§ **WHAT YOU NEED TO DO**: Return the records word for word. Any pictures in them are not part of the copy.

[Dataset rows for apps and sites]
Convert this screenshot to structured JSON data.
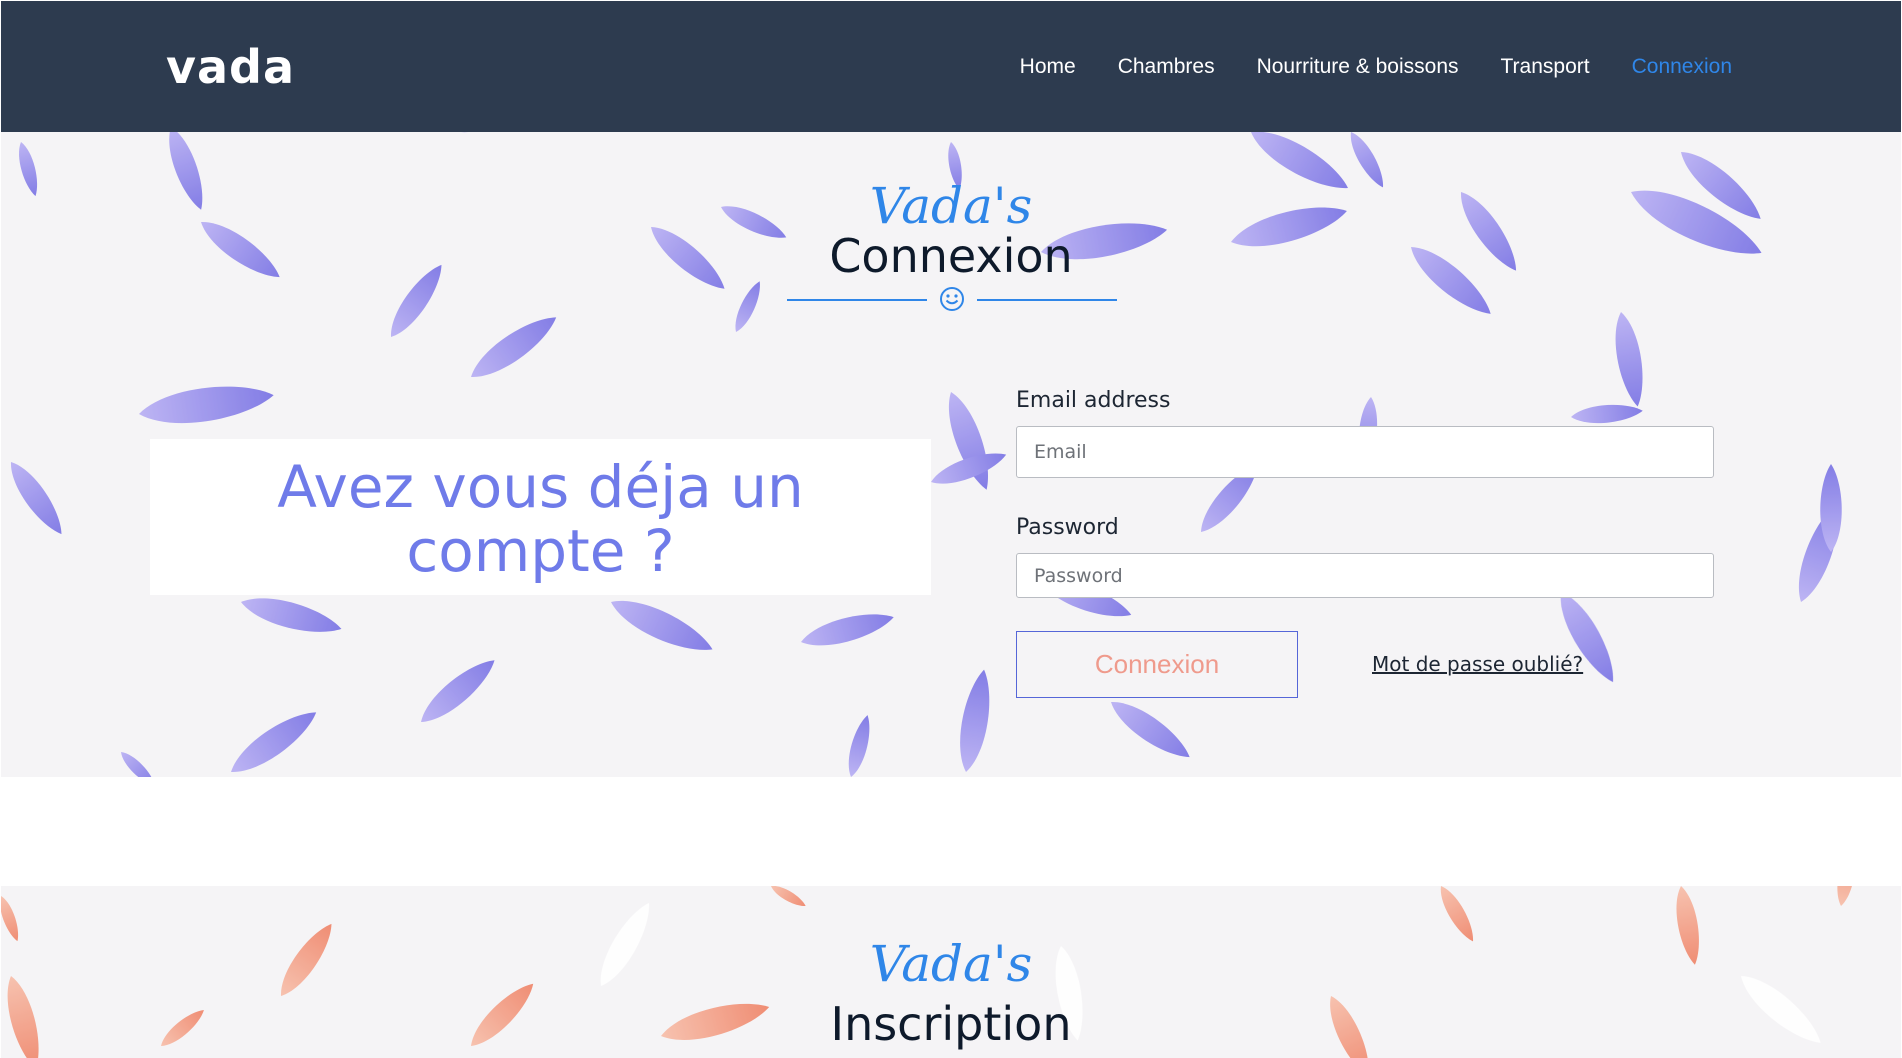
{
  "nav": {
    "brand": "vada",
    "links": [
      "Home",
      "Chambres",
      "Nourriture & boissons",
      "Transport",
      "Connexion"
    ],
    "active_index": 4
  },
  "login": {
    "script_title": "Vada's",
    "title": "Connexion",
    "question": "Avez vous déja un compte ?",
    "email_label": "Email address",
    "email_placeholder": "Email",
    "password_label": "Password",
    "password_placeholder": "Password",
    "submit_label": "Connexion",
    "forgot_label": "Mot de passe oublié?"
  },
  "signup": {
    "script_title": "Vada's",
    "title": "Inscription"
  },
  "colors": {
    "navbar": "#2d3b4f",
    "accent": "#2f86e8",
    "question_text": "#6f7be9",
    "button_text": "#ef9a8c",
    "petal_purple": "#8f86ec",
    "petal_orange": "#f08a72"
  }
}
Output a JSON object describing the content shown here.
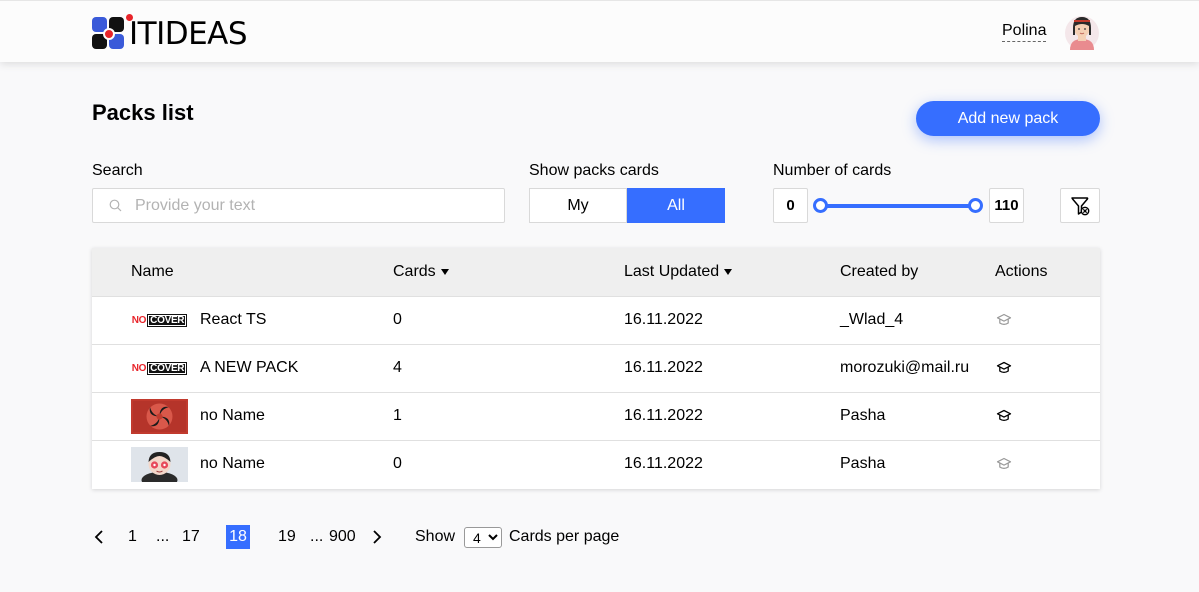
{
  "header": {
    "logo_text": "ITIDEAS",
    "user_name": "Polina"
  },
  "page": {
    "title": "Packs list",
    "add_button": "Add new pack"
  },
  "filters": {
    "search_label": "Search",
    "search_placeholder": "Provide your text",
    "search_value": "",
    "show_label": "Show packs cards",
    "toggle_my": "My",
    "toggle_all": "All",
    "toggle_selected": "All",
    "number_label": "Number of cards",
    "range_min": "0",
    "range_max": "110"
  },
  "table": {
    "columns": {
      "name": "Name",
      "cards": "Cards",
      "last_updated": "Last Updated",
      "created_by": "Created by",
      "actions": "Actions"
    },
    "rows": [
      {
        "cover": "no-cover",
        "name": "React TS",
        "cards": "0",
        "updated": "16.11.2022",
        "created_by": "_Wlad_4",
        "action_icon": "learn-icon",
        "action_enabled": false
      },
      {
        "cover": "no-cover",
        "name": "A NEW PACK",
        "cards": "4",
        "updated": "16.11.2022",
        "created_by": "morozuki@mail.ru",
        "action_icon": "learn-icon",
        "action_enabled": true
      },
      {
        "cover": "red-swirl-image",
        "name": "no Name",
        "cards": "1",
        "updated": "16.11.2022",
        "created_by": "Pasha",
        "action_icon": "learn-icon",
        "action_enabled": true
      },
      {
        "cover": "cartoon-face-image",
        "name": "no Name",
        "cards": "0",
        "updated": "16.11.2022",
        "created_by": "Pasha",
        "action_icon": "learn-icon",
        "action_enabled": false
      }
    ],
    "no_cover_text": [
      "NO",
      "COVER"
    ]
  },
  "pagination": {
    "pages": [
      "1",
      "...",
      "17",
      "18",
      "19",
      "...",
      "900"
    ],
    "current": "18",
    "show_label": "Show",
    "per_page_value": "4",
    "per_page_suffix": "Cards per page"
  },
  "colors": {
    "accent": "#366eff",
    "logo_red": "#e8242a"
  }
}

§ **OUTPUT**:
Convert this screenshot to structured JSON data.
{
  "nav": {
    "brand": "vada",
    "links": [
      "Home",
      "Chambres",
      "Nourriture & boissons",
      "Transport",
      "Connexion"
    ],
    "active_index": 4
  },
  "login": {
    "script_title": "Vada's",
    "title": "Connexion",
    "question": "Avez vous déja un compte ?",
    "email_label": "Email address",
    "email_placeholder": "Email",
    "password_label": "Password",
    "password_placeholder": "Password",
    "submit_label": "Connexion",
    "forgot_label": "Mot de passe oublié?"
  },
  "signup": {
    "script_title": "Vada's",
    "title": "Inscription"
  },
  "colors": {
    "navbar": "#2d3b4f",
    "accent": "#2f86e8",
    "question_text": "#6f7be9",
    "button_text": "#ef9a8c",
    "petal_purple": "#8f86ec",
    "petal_orange": "#f08a72"
  }
}
Output a JSON object describing the content shown here.
{
  "header": {
    "logo_text": "ITIDEAS",
    "user_name": "Polina"
  },
  "page": {
    "title": "Packs list",
    "add_button": "Add new pack"
  },
  "filters": {
    "search_label": "Search",
    "search_placeholder": "Provide your text",
    "search_value": "",
    "show_label": "Show packs cards",
    "toggle_my": "My",
    "toggle_all": "All",
    "toggle_selected": "All",
    "number_label": "Number of cards",
    "range_min": "0",
    "range_max": "110"
  },
  "table": {
    "columns": {
      "name": "Name",
      "cards": "Cards",
      "last_updated": "Last Updated",
      "created_by": "Created by",
      "actions": "Actions"
    },
    "rows": [
      {
        "cover": "no-cover",
        "name": "React TS",
        "cards": "0",
        "updated": "16.11.2022",
        "created_by": "_Wlad_4",
        "action_icon": "learn-icon",
        "action_enabled": false
      },
      {
        "cover": "no-cover",
        "name": "A NEW PACK",
        "cards": "4",
        "updated": "16.11.2022",
        "created_by": "morozuki@mail.ru",
        "action_icon": "learn-icon",
        "action_enabled": true
      },
      {
        "cover": "red-swirl-image",
        "name": "no Name",
        "cards": "1",
        "updated": "16.11.2022",
        "created_by": "Pasha",
        "action_icon": "learn-icon",
        "action_enabled": true
      },
      {
        "cover": "cartoon-face-image",
        "name": "no Name",
        "cards": "0",
        "updated": "16.11.2022",
        "created_by": "Pasha",
        "action_icon": "learn-icon",
        "action_enabled": false
      }
    ],
    "no_cover_text": [
      "NO",
      "COVER"
    ]
  },
  "pagination": {
    "pages": [
      "1",
      "...",
      "17",
      "18",
      "19",
      "...",
      "900"
    ],
    "current": "18",
    "show_label": "Show",
    "per_page_value": "4",
    "per_page_suffix": "Cards per page"
  },
  "colors": {
    "accent": "#366eff",
    "logo_red": "#e8242a"
  }
}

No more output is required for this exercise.